An early Folliculitis infection in a dog can be identified on any dog mainly by observing puss filled type pimples with a hair protruding through the centre of the infection. Another way to identify an infection is possible rings of scales around the affected area. If an infection is left without any treatment, these pimple can continue to grow until it turns into a large boil which can burst, thus discharging puss and crusting over. The main areas that Folliculitis in dogs can occur are manly in sensitive areas on a dog such as the armpit, groin or the abdomen area.
Treatment for a mild case of Folliculitis in a dog is using benzoyl peroxide shampoo for around two to three weeks depending on severity of infection. If Folliculitis has advanced then dog hairs that are long need to be cut (dogs with short hair will need to be shaved) and regularly bathed in a povidone-iodine or chlorhexidine shampoo until the condition has improved. Depending on how a vet assesses the severity of this condition, a dog may also have to take a course of antibiotics for however long a vet decides a dog needs to take medication for, but it can mostly be up to two weeks.
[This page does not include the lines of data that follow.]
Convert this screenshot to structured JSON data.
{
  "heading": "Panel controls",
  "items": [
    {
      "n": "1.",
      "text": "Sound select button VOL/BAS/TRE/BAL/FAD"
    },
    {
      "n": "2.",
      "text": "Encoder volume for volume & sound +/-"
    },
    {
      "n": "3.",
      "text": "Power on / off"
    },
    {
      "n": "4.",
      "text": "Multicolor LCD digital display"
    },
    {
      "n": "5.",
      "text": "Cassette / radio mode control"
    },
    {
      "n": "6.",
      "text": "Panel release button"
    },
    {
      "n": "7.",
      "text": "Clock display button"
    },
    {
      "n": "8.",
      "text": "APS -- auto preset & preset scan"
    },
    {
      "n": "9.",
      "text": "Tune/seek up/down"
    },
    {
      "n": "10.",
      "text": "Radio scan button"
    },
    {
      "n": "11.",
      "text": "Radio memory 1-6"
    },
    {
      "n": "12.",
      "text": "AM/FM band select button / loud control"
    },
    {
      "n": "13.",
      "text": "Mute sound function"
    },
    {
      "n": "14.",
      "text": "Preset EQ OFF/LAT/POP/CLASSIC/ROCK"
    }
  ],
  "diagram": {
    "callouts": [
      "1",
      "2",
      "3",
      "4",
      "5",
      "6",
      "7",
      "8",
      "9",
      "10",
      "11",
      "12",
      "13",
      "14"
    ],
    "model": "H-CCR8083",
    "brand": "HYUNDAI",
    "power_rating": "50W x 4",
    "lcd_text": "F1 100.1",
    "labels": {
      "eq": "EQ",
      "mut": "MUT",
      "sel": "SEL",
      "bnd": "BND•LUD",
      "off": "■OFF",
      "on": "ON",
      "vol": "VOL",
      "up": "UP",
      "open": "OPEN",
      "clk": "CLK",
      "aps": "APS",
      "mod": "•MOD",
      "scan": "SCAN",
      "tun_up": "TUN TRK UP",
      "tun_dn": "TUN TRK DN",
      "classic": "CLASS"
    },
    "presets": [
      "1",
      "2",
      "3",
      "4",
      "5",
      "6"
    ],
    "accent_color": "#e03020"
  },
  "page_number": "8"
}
If you do suspect any dog to have Folliculitis or a similar infection, then please consult a vet straight away for a visual examination of a dog including a professional diagnosis of a dogs condition. A vet will also be able to advise you on what course of action to take for an infected dog with Folliculitis.